Sedina Muhibic
SOS alumni – February 21 2018

If you fall get up stronger

For Sedina Muhibic, skiing is everything. She fell in love with the sport at the age of six when she saw a ski race for the first time on TV at her home in the SOS Children's Village in Sarajevo.

“At that moment, my heart stopped,” recalls Sedina, now 26. “I fixed on every move, I soaked it all in.” She remembers how she would stand in front of the TV and imitate the moves of her Olympic ski heroes, such as Janica Kostelic of Croatia, Lindsey Vonn of the U.S. and Anja Pärson of Sweden.

Since then, Sedina dreamt of being an Olympian. “I would imagine myself at the start, bravely descending to the finish line, and then proudly taking the top place on the podium," she says.

But, after a promising start, her dreams of one day competing were shattered after a severe injury in 2013 appeared to end her ski career. It crushed her world.

However, five years later, Sedina is back on her feet and her spirits are high. Even as she watches the Winter Olympics taking place in Pyeongchang, South Korea from her home in Sarajevo, she is planning ways to get back into the sport.

Love at first sight

Skiing has always been Sedina’s biggest passion. She remembers her first wish ever was to get a pair of ski goggles. Her SOS mother, Hidajeta Djonlagic, happily fulfilled that wish – and she still has those goggles to this day.
Sedina and her SOS mother. Photo: SOS archives

Sedina pursued the sport, working with several coaches all of whom saw her as a promising talent. “Skiing for me is such a magnificent feeling. When I'm skiing, nothing else matters. I feel invincible, brave, and powerful,” she says.

The high hopes of the young skier came tumbling down when a training accident during a downhill run caused severe damage to her right knee. But although her dreams of becoming a champion vanished at that moment, she is not giving up.

Sedina recently had her third surgery and is currently in recovery. Right now, she is focused on finishing her master’s thesis at the University of Sarajevo on making Alpine skiing accessible to people with disabilities. She also works behind the scenes with the Croatian Ski Team as part of their support staff.
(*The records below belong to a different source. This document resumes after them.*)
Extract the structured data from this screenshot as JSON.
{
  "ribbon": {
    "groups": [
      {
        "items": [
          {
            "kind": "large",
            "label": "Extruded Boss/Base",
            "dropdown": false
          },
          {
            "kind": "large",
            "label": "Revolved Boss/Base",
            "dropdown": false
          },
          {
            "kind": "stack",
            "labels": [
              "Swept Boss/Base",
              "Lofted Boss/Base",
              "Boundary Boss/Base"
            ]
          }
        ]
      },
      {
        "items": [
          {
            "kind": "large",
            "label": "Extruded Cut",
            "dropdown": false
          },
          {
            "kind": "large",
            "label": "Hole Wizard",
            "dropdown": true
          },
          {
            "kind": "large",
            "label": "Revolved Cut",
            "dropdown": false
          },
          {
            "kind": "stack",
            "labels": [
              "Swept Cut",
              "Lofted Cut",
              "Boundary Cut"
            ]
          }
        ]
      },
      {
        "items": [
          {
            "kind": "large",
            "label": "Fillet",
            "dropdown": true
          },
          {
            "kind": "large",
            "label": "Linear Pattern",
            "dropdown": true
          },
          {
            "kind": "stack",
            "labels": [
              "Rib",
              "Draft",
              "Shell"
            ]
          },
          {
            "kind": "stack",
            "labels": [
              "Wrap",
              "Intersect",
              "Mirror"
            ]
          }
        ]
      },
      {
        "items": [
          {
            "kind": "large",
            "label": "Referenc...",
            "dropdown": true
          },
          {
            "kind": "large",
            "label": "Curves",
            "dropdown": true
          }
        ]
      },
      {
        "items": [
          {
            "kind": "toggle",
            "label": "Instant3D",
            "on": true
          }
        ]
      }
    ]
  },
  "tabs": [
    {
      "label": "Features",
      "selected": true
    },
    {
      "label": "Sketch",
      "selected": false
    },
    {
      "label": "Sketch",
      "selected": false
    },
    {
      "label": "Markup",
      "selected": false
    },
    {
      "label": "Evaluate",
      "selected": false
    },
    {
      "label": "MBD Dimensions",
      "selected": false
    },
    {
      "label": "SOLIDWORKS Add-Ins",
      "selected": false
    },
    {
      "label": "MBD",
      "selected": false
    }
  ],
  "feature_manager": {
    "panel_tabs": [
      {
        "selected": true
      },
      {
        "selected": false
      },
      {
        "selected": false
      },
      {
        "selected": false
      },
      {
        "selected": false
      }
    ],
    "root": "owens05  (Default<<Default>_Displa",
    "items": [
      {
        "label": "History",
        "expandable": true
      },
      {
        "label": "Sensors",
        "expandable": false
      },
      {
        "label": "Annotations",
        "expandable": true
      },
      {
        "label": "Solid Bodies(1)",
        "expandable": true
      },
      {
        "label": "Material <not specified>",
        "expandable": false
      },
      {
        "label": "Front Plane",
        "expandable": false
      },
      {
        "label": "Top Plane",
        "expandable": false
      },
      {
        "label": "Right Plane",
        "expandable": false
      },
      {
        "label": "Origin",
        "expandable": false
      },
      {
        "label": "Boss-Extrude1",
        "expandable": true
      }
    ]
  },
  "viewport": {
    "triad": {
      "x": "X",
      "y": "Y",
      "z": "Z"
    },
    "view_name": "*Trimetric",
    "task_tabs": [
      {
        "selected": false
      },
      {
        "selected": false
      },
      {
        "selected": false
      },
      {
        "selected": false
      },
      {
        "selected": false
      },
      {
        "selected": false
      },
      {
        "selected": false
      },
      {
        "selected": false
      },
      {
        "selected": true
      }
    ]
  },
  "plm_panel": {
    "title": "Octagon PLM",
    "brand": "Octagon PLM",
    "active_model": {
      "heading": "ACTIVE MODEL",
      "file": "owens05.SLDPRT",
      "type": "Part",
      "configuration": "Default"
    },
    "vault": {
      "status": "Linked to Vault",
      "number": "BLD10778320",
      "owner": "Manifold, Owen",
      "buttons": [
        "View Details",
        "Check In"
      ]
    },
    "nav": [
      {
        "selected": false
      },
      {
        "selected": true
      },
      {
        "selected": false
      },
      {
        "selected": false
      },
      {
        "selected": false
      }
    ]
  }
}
Meanwhile, Sedina is following the Winter Olympics on TV, fiercely supporting her favourites, like Lindsey Vonn, who also came back from a serious injury to compete. "It would've been nice to be in Pyeongchang as a volunteer;” she says, adding that she hopes to volunteer for the 2022 games in Beijing.

A determined young woman

Sedina has overcome adverse circumstances before. Abandoned at birth, she spent her first months as an infant in a Sarajevo orphanage before being evacuated to Germany at the start of the war in Bosnia & Herzegovina. She came back to her native country in 1997, at the age of five, and went to live at the SOS Children's Village in Sarajevo, and has fond memories of her SOS mother, Hidajeta.

"I consider myself lucky to have her as my mother;” Sedina says. “A mother is not someone who gives birth to you, but the one who raises you. She taught me the norms of good, ethical and honest behaviour. She always says that the most important thing is to be a good person. She supports me in all moments and segments of my life."
Sedina as a child and today. Photo: SOS archives

Part of a big family

Sedina is proud that she grew up in an SOS Children's Village. She has many beautiful childhood memories of school, skiing, playing football, volleyball and hide-and-seek. She and her friends sang karaoke, had costume balls, tournaments, travelled and went camping.

"If I had to live my life again, I would choose the same one. I'd never change the friendships I made in the SOS Children's Village. We are one big family,” she says. “My biggest support is my mother, my friends and my educators.”